Business remains the most popular major on college campuses, accounting for one out of every five degrees awarded each year, according to The Washington Post. The report also reveals, however, that students who earn general business degrees may be less likely to find secure employment than those who pursue an education in specialized sectors of business — concentrations like finance and accounting.
But if you're not looking forward to a career centered on mathematics, you're not out of luck in pursuing business. There are some other specialized areas of business that are both gaining in popularity and are entirely in line with what hiring managers are looking for.
Two such areas are the focus of two new business programs at The College of St. Scholastica (CSS). Join us as we dig into the details of the new Bachelor of Arts in Organizational Leadership program and the enhanced Bachelor of Arts in Business Management program — two business tracks that are leading today's career hopefuls toward success.
The mission of the Bachelor of Arts (B.A.) in Business Management program at CSS is founded on the belief that successful managers in all industries share a certain suite of characteristics: strategic thinking, effective communication, enhanced people skills and the ability to apply creative solutions to complex business problems, to name a few.
In addition to helping students develop these traits, business management bachelor's programs like this one teach students specialized skills, such as human resources management, business strategy and effective decision making. Degree-holders are qualified for management positions in small businesses to large corporations and everything in between. They will have also obtained the skills needed to run their own business, or even go on to pursue graduate studies.
The B.A. in Business Management program at CSS also offers students a healthcare administration concentration, which is an ideal fit for adult practitioners who have not yet earned an undergraduate degree. Healthcare administrator jobs — also referred to as medical and health services managers or healthcare executives — are expected to grow at a rapid pace.
The Bureau of Labor Statistics (BLS) projects these positions will increase 20 percent by 2026, more than twice the national average.
It's also true that the need for qualified, ethical managers in all industries is expected to increase both at the corporate and nonprofit levels. For this reason, business management has landed itself among the top three majors in demand this year, according to the National Association of Colleges and Employers (NACE).
CSS prepares its business management students to ethically apply business management theories to solve real-world business problems. In fact, the application of ethics is infused throughout the entire curriculum. An important aspect of a specialized business program like this one is its emphasis on the human dimensions of business management.
If you're a working manager who is looking to advance to a more senior leadership role, someone who owns or is looking to start a small business, an entrepreneur or a professional who needs a bachelor's degree to move forward in your career, a business management program could be the right path for you.
The B.A. in Organizational Leadership program at CSS was designed with the fundamental belief that business is, at its core, about interpersonal relationships. Everything from negotiating a transaction to managing major organizational projects requires superb leadership and interpersonal skills.
Organizational leadership is an interdisciplinary field of business that studies the psychology of leadership and how it relates to and impacts organizations.
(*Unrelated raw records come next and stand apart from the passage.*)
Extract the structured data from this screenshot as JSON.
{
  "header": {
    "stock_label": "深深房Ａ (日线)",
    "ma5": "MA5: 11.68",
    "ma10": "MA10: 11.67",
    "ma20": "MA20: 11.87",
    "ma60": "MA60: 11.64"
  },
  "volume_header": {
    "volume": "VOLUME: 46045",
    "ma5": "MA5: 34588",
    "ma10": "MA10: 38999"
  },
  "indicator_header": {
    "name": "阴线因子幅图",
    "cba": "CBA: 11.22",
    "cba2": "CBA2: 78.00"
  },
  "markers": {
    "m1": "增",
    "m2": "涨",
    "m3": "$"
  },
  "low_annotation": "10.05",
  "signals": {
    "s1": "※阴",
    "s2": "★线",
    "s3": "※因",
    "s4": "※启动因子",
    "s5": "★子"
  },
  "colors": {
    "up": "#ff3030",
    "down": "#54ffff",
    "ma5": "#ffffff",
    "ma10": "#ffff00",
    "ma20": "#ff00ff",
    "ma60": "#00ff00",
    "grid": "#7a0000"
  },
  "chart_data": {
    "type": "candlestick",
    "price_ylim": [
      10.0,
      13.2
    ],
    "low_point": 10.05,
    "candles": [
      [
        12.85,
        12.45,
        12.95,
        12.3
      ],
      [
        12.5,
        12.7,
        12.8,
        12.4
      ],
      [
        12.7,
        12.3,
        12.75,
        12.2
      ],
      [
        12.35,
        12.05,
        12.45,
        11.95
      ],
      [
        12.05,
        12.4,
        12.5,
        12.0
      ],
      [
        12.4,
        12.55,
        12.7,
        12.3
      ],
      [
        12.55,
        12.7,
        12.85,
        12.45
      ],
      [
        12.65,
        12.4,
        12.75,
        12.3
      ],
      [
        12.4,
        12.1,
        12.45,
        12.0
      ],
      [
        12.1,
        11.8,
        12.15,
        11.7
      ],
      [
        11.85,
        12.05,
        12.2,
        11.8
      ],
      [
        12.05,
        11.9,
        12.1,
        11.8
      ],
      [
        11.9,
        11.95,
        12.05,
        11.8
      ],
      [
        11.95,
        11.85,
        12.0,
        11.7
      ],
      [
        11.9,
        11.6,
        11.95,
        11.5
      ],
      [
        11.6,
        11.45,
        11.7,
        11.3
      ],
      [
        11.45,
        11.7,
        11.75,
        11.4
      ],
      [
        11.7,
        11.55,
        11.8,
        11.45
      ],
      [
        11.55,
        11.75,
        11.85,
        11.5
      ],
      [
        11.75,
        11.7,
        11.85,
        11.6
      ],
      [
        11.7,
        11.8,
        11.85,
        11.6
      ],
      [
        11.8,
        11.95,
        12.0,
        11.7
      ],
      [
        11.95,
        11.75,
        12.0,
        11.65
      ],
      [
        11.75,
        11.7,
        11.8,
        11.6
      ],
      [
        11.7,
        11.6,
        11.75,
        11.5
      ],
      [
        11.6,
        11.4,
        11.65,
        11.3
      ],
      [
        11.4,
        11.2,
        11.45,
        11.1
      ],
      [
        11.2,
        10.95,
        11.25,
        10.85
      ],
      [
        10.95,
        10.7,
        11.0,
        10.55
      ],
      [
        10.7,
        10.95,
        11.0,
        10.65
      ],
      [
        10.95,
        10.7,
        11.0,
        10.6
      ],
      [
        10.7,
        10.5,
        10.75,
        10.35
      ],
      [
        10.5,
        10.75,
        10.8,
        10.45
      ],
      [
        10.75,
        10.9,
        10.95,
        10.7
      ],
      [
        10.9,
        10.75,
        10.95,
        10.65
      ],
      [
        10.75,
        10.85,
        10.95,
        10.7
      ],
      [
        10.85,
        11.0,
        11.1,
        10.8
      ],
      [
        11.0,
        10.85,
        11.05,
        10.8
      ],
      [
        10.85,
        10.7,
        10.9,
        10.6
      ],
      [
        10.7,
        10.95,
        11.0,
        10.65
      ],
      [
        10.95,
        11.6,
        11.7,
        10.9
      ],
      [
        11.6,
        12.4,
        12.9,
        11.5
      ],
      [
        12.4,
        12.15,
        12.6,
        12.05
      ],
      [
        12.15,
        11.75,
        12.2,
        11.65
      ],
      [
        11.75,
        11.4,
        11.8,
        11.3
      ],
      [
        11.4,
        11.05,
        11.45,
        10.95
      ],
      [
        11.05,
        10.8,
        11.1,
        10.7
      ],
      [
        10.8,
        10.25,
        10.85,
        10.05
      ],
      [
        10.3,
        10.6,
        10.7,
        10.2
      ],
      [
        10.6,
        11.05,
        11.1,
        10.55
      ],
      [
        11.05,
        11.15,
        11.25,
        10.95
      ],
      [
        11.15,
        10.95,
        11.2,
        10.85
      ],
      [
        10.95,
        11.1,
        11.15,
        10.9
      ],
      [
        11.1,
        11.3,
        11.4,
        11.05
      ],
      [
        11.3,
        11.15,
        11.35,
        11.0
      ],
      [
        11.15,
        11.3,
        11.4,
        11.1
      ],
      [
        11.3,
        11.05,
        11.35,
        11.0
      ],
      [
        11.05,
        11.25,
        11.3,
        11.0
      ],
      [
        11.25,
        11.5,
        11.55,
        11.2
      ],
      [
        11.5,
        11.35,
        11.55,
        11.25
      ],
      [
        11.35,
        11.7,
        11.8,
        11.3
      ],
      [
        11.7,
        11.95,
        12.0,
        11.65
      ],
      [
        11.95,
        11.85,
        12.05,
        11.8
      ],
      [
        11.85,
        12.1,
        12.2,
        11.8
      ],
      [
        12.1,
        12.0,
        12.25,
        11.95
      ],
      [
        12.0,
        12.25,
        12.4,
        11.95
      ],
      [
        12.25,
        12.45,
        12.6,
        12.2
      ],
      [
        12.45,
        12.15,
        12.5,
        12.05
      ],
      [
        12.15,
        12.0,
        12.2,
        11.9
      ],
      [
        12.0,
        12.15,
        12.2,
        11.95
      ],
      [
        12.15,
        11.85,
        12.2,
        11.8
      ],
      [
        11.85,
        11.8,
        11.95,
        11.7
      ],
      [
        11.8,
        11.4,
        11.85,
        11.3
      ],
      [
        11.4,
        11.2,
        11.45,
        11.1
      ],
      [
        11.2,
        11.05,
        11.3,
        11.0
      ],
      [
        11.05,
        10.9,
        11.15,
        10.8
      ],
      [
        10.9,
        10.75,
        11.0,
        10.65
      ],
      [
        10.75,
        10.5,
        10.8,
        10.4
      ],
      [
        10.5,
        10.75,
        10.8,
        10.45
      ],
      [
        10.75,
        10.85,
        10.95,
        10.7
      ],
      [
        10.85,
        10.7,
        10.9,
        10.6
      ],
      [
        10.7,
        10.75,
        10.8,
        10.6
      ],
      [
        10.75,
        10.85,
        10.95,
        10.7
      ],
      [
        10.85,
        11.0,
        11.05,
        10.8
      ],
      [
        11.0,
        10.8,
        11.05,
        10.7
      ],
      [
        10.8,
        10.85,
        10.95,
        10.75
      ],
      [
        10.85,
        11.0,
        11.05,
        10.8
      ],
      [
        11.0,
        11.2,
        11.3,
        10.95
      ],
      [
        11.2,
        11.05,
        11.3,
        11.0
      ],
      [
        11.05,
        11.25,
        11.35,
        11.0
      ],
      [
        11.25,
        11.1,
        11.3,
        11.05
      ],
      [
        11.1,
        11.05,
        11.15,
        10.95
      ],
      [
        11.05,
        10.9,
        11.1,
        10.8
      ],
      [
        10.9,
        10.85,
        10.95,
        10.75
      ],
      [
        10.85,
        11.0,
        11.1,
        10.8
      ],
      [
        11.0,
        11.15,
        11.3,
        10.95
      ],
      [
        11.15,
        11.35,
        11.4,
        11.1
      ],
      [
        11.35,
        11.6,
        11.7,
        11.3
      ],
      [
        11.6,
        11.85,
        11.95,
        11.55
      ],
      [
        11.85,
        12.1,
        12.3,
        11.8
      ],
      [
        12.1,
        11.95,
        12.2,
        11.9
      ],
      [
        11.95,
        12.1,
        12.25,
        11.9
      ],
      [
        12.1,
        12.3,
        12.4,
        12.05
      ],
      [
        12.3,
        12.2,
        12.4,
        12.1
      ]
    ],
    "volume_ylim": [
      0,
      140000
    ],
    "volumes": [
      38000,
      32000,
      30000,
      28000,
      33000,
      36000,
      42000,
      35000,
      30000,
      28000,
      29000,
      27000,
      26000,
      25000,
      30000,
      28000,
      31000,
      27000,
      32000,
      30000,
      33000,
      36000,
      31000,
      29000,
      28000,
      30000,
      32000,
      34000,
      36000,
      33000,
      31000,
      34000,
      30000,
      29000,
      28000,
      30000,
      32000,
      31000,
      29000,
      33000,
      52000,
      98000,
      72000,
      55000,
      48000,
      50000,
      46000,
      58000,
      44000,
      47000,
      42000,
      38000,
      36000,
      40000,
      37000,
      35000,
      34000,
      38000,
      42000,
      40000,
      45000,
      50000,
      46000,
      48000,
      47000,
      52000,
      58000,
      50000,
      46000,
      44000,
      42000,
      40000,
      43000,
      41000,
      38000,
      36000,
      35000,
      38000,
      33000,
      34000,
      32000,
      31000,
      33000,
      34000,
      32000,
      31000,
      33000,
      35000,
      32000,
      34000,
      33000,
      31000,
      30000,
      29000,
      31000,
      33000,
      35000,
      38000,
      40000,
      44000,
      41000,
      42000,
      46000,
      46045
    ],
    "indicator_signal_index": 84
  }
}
Programs like this one prepare students who aim to more fully understand organizations and the behaviors of the people within them.
The level of expertise organizational leadership professionals maintain on topics like psychology, sociology, group dynamics, ethics and planned change allow them to help individuals develop their leadership capabilities. Exploring these human aspects of management, the B.A. in Organizational Leadership is ideal for students who are interested in working in human resources; managing professional training and development programs; or pursuing a career in coaching or mentoring. It can also provide a strong foundation for graduate school.
This degree path could be ideal for those who are currently working in supervisory or management roles and are hoping to advance their careers. It's also a great undergraduate degree option for those who hope to pursue graduate study in a field like human resource management.
With today's organizations growing increasingly complex and evolving at a more rapid pace than ever before, organizational leaderships skills are in-demand. Students in the Organizational Leadership program at CSS can expect to master the skills needed to succeed in this sector of business with courses on topics like management ethics, organization development, team development, social psychology and human resource management.
If you are drawn toward a career in human resources, business mentoring or professional development, an organizational management degree could be the perfect path to help make your vocational goals a reality.
Don't let the headlines about general business degrees keep you from pursuing an education in the field. The key to finding success as a business major is to specialize. And if fields like accounting and finance aren't for you, you've now learned you can also consider pursuing programs in business management or organizational leadership.
If you can see potential for your professional future down one of these paths, it's time to learn more about your options. To read up on the details of becoming a leader in the world of management, head over to The College of St. Scholastica's B.A. in Business Management program page. If you're more drawn to exploring the psychosocial aspects of the organizations you hope to work for, check out the B.A. in Organizational Leadership program page for more information.